Exercise aim -
Every line in the entries that holds "Structure" should be identified and copied.
+===+
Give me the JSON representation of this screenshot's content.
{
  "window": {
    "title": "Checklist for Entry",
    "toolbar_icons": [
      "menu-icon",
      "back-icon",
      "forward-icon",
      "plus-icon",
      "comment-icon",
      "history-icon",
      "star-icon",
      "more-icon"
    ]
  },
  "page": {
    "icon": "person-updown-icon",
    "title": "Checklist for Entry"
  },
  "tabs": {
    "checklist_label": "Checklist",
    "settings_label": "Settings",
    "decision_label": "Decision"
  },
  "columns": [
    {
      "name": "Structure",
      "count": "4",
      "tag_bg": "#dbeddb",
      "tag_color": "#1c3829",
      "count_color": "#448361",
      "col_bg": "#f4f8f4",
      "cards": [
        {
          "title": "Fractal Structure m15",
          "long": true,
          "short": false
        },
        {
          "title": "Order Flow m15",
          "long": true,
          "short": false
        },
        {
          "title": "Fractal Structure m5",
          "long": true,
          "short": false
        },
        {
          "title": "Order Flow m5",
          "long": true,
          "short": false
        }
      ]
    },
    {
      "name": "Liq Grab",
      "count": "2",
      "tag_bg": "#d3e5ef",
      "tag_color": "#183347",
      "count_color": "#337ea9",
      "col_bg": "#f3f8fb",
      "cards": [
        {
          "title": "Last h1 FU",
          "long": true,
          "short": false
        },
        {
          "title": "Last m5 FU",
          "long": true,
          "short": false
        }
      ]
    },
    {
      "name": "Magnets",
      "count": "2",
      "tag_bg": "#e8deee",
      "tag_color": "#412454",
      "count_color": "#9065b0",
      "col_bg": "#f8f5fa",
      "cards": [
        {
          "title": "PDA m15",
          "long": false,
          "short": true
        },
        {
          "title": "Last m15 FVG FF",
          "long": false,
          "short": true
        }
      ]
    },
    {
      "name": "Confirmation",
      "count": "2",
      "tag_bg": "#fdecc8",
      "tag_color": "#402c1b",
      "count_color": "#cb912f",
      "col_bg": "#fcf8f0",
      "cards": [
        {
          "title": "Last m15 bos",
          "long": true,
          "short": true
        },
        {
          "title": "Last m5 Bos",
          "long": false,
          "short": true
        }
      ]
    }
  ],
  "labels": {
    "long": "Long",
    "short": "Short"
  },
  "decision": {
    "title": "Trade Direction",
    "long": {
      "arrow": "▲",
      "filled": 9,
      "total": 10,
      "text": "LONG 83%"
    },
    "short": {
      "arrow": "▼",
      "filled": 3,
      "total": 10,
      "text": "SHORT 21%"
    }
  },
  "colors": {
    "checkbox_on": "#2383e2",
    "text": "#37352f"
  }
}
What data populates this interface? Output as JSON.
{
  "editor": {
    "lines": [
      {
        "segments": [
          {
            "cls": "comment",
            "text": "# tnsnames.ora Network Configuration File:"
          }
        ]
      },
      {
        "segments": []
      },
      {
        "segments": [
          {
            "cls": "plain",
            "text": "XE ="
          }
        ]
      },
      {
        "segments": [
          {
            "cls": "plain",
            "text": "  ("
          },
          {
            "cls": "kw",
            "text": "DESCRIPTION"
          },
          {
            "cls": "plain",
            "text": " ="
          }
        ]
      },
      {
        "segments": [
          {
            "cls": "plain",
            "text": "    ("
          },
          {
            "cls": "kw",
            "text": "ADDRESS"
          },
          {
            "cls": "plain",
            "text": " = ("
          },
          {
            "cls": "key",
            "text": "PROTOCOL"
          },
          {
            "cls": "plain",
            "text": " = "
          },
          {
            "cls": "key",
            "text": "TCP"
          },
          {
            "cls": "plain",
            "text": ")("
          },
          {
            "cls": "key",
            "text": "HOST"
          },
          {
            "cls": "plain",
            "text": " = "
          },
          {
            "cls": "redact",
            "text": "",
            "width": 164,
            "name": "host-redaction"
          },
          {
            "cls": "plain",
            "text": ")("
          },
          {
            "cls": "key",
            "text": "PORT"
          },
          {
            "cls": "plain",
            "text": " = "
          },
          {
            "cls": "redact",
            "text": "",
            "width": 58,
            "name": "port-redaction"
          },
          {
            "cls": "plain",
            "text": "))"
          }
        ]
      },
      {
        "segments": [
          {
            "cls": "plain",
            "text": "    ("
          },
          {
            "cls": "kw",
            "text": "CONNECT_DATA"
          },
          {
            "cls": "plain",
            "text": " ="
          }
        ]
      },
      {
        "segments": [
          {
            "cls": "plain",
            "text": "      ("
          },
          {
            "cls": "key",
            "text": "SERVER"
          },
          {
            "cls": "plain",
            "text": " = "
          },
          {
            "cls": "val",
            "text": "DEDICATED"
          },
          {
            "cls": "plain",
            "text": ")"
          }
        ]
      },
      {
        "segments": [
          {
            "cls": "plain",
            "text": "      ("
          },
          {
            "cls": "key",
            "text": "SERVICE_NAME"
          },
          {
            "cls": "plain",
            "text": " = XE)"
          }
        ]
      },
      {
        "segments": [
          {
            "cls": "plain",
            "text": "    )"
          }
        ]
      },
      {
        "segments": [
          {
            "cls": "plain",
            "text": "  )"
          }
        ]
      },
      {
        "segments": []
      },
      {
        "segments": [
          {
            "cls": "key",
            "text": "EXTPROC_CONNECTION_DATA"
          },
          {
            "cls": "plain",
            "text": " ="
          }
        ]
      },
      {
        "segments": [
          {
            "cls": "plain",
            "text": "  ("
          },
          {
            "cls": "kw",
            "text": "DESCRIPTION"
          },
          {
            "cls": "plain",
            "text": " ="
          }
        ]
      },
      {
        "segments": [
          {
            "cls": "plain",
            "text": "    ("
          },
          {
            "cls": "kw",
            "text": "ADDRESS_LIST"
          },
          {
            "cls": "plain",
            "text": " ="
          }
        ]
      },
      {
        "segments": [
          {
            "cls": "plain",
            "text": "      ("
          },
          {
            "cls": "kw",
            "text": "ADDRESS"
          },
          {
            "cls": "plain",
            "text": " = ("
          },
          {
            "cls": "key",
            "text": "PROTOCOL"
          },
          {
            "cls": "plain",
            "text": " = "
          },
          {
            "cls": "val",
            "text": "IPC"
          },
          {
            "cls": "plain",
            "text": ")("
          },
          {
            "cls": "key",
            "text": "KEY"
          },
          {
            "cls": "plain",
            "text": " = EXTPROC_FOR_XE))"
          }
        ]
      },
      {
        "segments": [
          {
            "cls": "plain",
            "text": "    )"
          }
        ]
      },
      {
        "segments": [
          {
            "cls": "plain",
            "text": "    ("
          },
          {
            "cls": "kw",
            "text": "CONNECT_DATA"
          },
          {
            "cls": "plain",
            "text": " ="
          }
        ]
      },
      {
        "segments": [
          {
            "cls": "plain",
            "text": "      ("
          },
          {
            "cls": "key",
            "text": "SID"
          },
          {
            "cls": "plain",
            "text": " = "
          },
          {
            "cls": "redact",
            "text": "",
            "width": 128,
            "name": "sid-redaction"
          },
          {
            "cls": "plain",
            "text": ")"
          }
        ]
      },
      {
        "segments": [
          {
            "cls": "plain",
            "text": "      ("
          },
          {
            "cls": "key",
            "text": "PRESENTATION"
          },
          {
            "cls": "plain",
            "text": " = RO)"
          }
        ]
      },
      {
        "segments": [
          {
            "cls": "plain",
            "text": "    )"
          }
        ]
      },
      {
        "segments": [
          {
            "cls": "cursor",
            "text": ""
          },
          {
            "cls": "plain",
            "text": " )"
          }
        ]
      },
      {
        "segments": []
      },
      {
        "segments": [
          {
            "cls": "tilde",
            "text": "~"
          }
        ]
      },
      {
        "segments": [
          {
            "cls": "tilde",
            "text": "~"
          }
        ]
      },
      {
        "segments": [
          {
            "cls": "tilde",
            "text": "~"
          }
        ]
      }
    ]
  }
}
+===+
Solution to the exercise -
      "name": "Structure",
          "title": "Fractal Structure m15",
          "title": "Fractal Structure m5",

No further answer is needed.